PROVIDED DATA >>
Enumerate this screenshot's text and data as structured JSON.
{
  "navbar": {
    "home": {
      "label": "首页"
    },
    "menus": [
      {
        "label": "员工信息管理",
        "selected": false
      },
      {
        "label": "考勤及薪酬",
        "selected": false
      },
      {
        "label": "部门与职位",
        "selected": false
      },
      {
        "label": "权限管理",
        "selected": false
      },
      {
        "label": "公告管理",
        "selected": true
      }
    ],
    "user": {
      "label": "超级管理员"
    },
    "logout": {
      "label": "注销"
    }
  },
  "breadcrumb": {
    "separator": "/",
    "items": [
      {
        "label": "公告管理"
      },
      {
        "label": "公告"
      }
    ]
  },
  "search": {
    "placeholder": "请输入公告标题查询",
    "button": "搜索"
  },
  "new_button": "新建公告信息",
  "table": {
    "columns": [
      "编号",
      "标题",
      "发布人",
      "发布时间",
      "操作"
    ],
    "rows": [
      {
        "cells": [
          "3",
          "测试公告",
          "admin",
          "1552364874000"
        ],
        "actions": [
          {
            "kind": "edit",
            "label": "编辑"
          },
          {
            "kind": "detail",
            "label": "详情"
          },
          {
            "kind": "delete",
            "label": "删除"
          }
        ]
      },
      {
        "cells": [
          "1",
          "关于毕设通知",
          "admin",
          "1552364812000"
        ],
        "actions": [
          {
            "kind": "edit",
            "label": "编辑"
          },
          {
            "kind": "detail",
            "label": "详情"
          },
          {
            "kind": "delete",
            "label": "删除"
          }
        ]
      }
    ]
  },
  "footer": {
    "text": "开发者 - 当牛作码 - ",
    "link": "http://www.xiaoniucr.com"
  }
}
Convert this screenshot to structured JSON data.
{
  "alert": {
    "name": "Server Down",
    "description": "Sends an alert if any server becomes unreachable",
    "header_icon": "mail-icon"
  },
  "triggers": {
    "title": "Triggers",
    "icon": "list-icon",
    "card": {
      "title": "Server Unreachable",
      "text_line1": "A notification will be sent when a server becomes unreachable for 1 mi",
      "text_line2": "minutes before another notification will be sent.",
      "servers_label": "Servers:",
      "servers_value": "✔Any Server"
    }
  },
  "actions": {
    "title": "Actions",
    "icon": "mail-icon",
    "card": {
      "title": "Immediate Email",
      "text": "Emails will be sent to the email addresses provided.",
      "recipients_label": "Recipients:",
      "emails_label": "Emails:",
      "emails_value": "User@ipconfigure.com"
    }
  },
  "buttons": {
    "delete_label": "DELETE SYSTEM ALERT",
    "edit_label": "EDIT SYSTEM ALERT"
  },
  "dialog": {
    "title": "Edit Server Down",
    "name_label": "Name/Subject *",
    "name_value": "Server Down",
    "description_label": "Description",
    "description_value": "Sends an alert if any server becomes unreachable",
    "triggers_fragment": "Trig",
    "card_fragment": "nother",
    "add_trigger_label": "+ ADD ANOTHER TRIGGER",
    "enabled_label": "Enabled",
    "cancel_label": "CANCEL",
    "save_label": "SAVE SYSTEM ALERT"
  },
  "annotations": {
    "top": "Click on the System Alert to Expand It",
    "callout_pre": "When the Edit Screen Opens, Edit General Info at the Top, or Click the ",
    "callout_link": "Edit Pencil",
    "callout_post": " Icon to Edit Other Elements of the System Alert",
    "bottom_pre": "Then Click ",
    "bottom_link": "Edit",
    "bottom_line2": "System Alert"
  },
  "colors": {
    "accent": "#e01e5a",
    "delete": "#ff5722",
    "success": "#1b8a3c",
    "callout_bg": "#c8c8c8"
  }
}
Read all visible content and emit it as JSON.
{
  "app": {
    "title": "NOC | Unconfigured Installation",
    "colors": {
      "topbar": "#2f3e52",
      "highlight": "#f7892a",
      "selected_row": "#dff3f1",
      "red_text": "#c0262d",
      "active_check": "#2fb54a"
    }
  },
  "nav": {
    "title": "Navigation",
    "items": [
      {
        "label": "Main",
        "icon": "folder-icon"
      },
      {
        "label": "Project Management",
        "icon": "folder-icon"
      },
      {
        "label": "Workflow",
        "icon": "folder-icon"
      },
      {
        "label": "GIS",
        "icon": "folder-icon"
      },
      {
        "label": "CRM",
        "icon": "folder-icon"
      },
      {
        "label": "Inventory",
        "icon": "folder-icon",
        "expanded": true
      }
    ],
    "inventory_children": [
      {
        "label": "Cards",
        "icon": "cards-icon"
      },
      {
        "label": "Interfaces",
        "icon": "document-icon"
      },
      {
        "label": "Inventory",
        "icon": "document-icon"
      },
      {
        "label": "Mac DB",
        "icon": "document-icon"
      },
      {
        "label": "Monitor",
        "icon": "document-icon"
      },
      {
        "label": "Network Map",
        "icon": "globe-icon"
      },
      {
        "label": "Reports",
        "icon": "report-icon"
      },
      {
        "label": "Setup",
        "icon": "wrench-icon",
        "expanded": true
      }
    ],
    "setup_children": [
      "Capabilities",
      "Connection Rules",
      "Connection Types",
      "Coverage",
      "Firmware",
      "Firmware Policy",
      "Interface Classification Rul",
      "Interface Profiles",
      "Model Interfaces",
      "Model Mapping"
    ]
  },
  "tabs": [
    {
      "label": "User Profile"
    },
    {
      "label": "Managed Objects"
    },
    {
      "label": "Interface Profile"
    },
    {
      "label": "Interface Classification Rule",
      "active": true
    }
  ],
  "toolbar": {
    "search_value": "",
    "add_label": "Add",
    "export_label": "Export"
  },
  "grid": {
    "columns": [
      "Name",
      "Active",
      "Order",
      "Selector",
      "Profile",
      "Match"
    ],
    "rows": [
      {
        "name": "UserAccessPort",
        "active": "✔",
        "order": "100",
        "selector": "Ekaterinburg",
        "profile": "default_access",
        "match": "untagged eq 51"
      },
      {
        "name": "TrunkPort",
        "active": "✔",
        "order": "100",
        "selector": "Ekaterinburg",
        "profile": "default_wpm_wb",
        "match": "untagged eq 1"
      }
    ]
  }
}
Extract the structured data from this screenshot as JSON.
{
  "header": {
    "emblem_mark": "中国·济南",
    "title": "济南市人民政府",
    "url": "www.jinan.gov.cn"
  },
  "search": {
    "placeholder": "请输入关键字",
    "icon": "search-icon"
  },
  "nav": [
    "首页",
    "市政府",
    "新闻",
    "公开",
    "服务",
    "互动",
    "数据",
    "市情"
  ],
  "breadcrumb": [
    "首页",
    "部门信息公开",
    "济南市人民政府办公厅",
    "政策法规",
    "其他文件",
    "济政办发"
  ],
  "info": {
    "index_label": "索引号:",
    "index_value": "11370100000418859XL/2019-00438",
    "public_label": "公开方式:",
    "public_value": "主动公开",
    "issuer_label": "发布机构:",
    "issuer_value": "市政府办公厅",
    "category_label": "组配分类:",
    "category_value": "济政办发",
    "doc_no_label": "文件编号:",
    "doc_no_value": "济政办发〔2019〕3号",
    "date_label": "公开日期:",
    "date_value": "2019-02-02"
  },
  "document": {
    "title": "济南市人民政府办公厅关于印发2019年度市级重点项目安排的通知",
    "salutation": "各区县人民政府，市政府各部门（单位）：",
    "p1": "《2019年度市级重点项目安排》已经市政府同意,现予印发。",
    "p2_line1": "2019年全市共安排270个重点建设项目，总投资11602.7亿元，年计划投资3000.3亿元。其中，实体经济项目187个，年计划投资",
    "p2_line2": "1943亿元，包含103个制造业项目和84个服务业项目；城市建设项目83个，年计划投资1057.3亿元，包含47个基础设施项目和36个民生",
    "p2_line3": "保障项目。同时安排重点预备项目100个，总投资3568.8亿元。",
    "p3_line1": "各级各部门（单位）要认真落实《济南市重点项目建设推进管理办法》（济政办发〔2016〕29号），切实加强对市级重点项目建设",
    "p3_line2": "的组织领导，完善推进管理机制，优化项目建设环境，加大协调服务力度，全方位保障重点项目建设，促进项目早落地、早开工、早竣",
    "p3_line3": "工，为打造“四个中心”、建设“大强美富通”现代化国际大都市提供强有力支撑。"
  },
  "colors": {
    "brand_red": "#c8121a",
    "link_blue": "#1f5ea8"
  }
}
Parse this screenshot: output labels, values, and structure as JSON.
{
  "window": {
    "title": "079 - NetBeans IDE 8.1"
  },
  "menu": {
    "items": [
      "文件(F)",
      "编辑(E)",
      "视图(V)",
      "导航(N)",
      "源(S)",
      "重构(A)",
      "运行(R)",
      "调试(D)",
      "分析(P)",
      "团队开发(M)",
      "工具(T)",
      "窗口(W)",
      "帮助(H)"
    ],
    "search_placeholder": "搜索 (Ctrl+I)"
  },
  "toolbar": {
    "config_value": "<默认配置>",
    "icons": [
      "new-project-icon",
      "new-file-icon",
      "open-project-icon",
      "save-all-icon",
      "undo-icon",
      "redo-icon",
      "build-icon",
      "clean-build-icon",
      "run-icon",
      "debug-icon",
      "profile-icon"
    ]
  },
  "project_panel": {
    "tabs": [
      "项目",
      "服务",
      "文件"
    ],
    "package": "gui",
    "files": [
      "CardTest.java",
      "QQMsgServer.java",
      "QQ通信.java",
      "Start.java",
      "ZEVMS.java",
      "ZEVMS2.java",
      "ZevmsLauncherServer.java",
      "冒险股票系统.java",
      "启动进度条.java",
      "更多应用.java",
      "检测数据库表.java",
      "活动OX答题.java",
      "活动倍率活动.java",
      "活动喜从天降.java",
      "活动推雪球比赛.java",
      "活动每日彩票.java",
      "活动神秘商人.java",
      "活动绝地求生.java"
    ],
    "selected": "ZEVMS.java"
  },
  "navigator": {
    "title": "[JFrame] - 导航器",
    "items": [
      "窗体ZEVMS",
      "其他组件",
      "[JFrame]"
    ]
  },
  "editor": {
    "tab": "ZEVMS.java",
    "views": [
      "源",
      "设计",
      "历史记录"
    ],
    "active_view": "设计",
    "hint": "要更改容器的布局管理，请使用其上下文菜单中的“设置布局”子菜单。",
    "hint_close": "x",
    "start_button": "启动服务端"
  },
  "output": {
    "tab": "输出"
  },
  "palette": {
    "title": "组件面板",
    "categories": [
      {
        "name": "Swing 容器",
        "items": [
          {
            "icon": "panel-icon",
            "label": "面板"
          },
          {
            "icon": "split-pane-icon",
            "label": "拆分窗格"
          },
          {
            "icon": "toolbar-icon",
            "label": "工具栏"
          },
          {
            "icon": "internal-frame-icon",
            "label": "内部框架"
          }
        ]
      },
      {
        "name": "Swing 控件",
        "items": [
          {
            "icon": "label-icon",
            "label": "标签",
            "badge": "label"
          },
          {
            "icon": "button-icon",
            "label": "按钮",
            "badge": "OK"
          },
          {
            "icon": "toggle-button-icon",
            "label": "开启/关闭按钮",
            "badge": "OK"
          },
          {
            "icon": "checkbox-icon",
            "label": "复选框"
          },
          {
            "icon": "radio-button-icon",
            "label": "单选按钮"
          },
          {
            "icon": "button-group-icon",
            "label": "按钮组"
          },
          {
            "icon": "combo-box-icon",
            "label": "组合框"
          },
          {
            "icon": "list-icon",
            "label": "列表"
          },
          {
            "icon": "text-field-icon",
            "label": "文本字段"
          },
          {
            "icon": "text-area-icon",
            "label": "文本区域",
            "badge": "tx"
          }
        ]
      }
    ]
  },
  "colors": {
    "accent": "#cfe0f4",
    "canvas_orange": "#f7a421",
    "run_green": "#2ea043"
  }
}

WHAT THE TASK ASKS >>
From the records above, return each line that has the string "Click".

EXPECTED OUTPUT >>
    "top": "Click on the System Alert to Expand It",
    "callout_pre": "When the Edit Screen Opens, Edit General Info at the Top, or Click the ",
    "bottom_pre": "Then Click ",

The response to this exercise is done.